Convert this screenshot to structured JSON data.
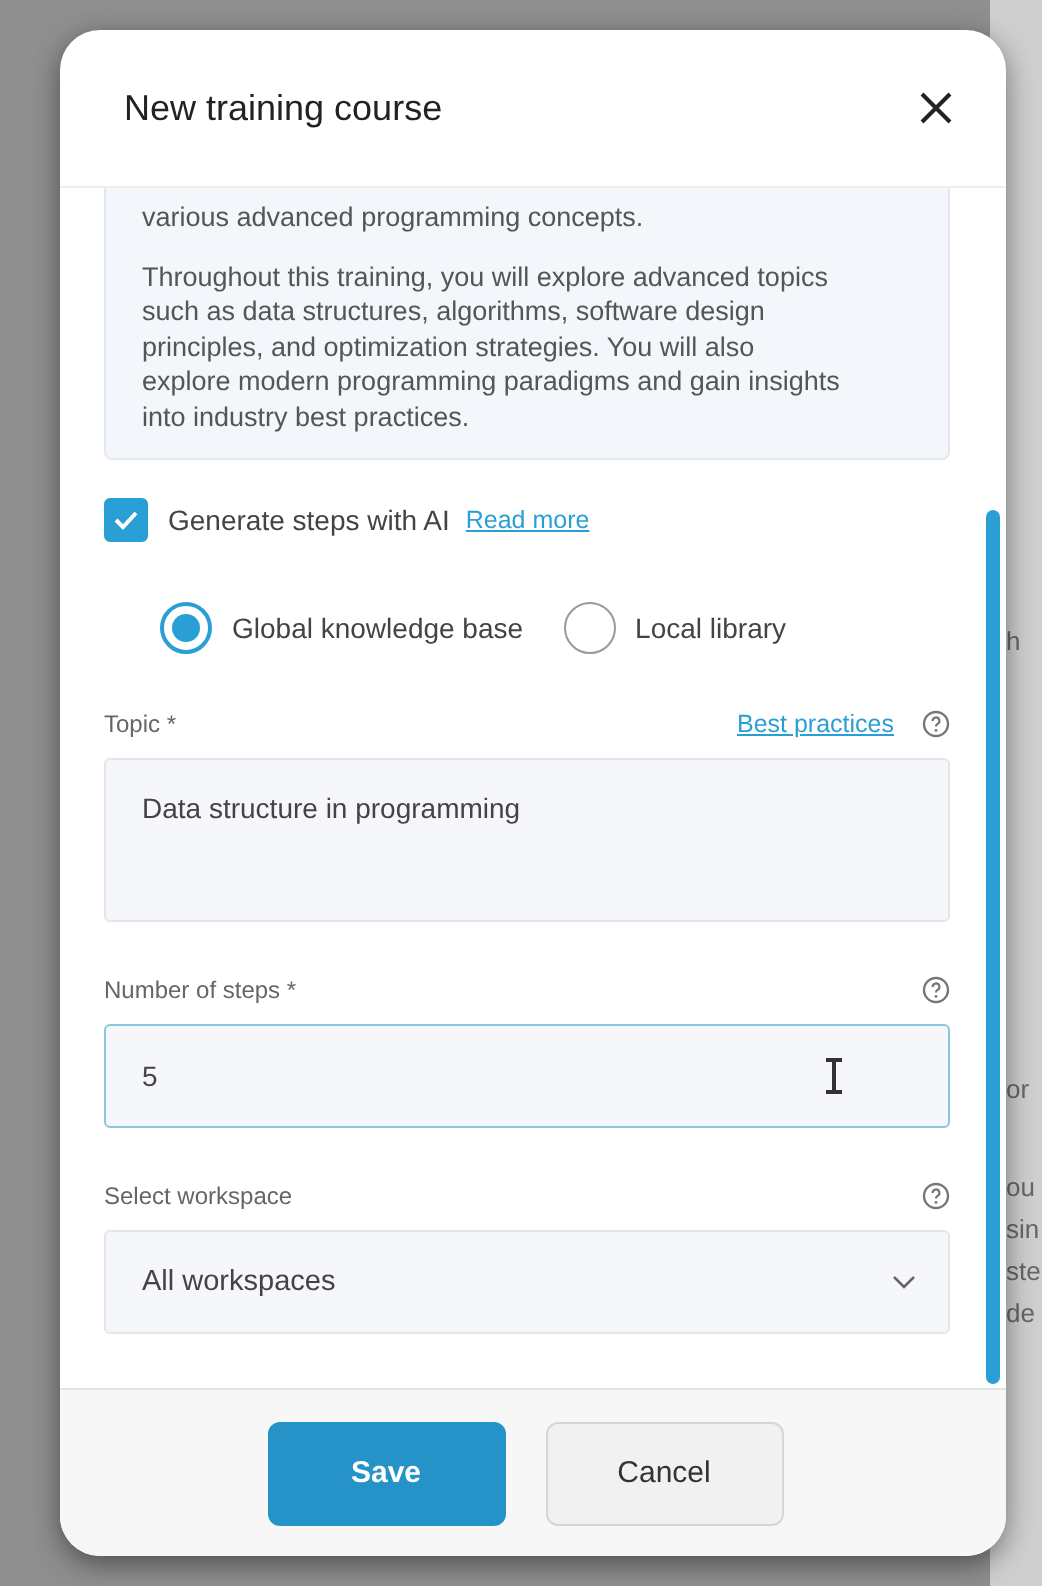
{
  "dialog": {
    "title": "New training course",
    "description": [
      "various advanced programming concepts.",
      "Throughout this training, you will explore advanced topics such as data structures, algorithms, software design principles, and optimization strategies. You will also explore modern programming paradigms and gain insights into industry best practices."
    ],
    "ai_option": {
      "label": "Generate steps with AI",
      "checked": true,
      "link": "Read more"
    },
    "sources": [
      {
        "label": "Global knowledge base",
        "selected": true
      },
      {
        "label": "Local library",
        "selected": false
      }
    ],
    "fields": [
      {
        "kind": "textarea",
        "label": "Topic *",
        "link": "Best practices",
        "value": "Data structure in programming",
        "focused": false
      },
      {
        "kind": "text",
        "label": "Number of steps *",
        "value": "5",
        "focused": true
      },
      {
        "kind": "select",
        "label": "Select workspace",
        "value": "All workspaces",
        "focused": false
      }
    ],
    "buttons": [
      {
        "label": "Save",
        "kind": "primary"
      },
      {
        "label": "Cancel",
        "kind": "secondary"
      }
    ]
  },
  "background_text": [
    "h",
    "or",
    "ou",
    "sin",
    "ste",
    "de"
  ]
}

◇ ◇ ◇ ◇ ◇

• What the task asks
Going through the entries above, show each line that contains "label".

• Answer to this task
      "label": "Generate steps with AI",
        "label": "Global knowledge base",
        "label": "Local library",
        "label": "Topic *",
        "label": "Number of steps *",
        "label": "Select workspace",
        "label": "Save",
        "label": "Cancel",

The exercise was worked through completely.